Just as Exxon and Shell project continued demand for oil and gas well past midcentury, Ford suggests that fossil fueled internal combustion engine vehicles (translation: cars running on some form of gasoline) will “continue to play a role in most markets” for “the foreseeable future,” even as they’re gradually “displaced by electric and other low-emission options.” The company’s Climate Change Scenario Report envisions four possible climate-changed futures depending on either low or high levels of innovation and low or high levels of climate damages. It’s similar to reports produced by Shell. In both cases, the reports are mostly used as public relations tools—something convenient for executives to mention in interviews to suggest they’re thinking deeply about these matters. But there’s a tell: However expansively polluters appear to think about their role in a warmer future, they can’t envision one without them in it.

Automakers, who have not been as aggressively targeted by climate campaigners as oil companies, still command a fair bit of public respect as job providers that keep the country moving. They figure heavily in Joe Biden’s Build Back Better plan, which holds that all-American electric vehicle production will create as many as a million jobs and pave the road to both recovery and net-zero emissions. Whether subbing out today’s sprawling, car-centric planning with electric vehicles is a desirable vision is its own question, especially given the myriad ethical and logistical issues up and down the EV supply chain.

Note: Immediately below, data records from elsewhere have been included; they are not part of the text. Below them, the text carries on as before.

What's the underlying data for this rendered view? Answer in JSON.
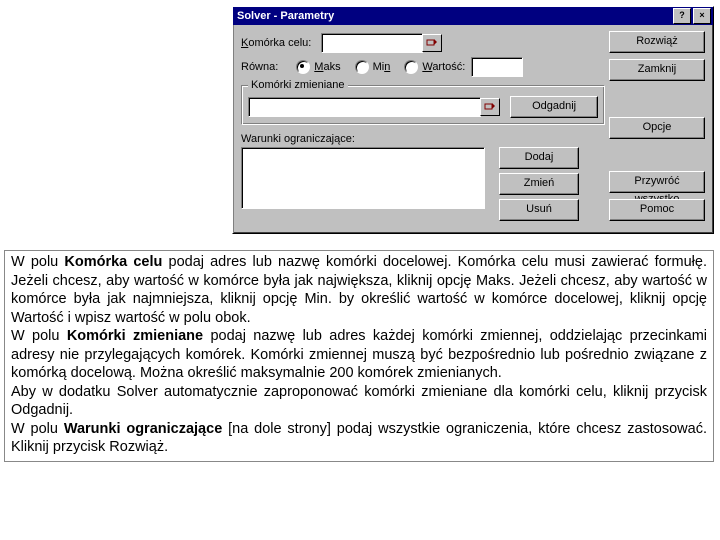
{
  "dialog": {
    "title": "Solver - Parametry",
    "help_btn": "?",
    "close_btn": "×",
    "labels": {
      "target_cell": "Komórka celu:",
      "equals": "Równa:",
      "max": "Maks",
      "min": "Min",
      "value": "Wartość:",
      "changing": "Komórki zmieniane",
      "constraints": "Warunki ograniczające:"
    },
    "fields": {
      "target_value": "",
      "value_value": "",
      "changing_value": ""
    },
    "buttons": {
      "solve": "Rozwiąż",
      "close": "Zamknij",
      "guess": "Odgadnij",
      "options": "Opcje",
      "add": "Dodaj",
      "change": "Zmień",
      "delete": "Usuń",
      "reset": "Przywróć wszystko",
      "help": "Pomoc"
    }
  },
  "explain": {
    "p1_a": "W polu ",
    "p1_b": "Komórka celu",
    "p1_c": " podaj adres lub nazwę komórki docelowej. Komórka celu musi zawierać formułę. Jeżeli chcesz, aby wartość w komórce była jak największa, kliknij opcję Maks. Jeżeli chcesz, aby wartość w komórce była jak najmniejsza, kliknij opcję Min. by określić wartość w komórce docelowej, kliknij opcję Wartość i wpisz wartość w polu obok.",
    "p2_a": "W polu ",
    "p2_b": "Komórki zmieniane",
    "p2_c": " podaj nazwę lub adres każdej komórki zmiennej, oddzielając przecinkami adresy nie przylegających komórek. Komórki zmiennej muszą być bezpośrednio lub pośrednio związane z komórką docelową. Można określić maksymalnie 200 komórek zmienianych.",
    "p3": "Aby w dodatku Solver automatycznie zaproponować komórki zmieniane dla komórki celu, kliknij przycisk Odgadnij.",
    "p4_a": "W polu ",
    "p4_b": "Warunki ograniczające",
    "p4_c": " [na dole strony] podaj wszystkie ograniczenia, które chcesz zastosować. Kliknij przycisk Rozwiąż."
  }
}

There’s nothing in automakers past or present, however, to suggest they will be good-faith participants in an energy transition. Their sole interest is to turn a profit—or stay “financially relevant,” as Ford euphemistically calls it. As E&E News’s reporting shows, that’s been the goal all along, whether they happen to be denying that climate change exists or not.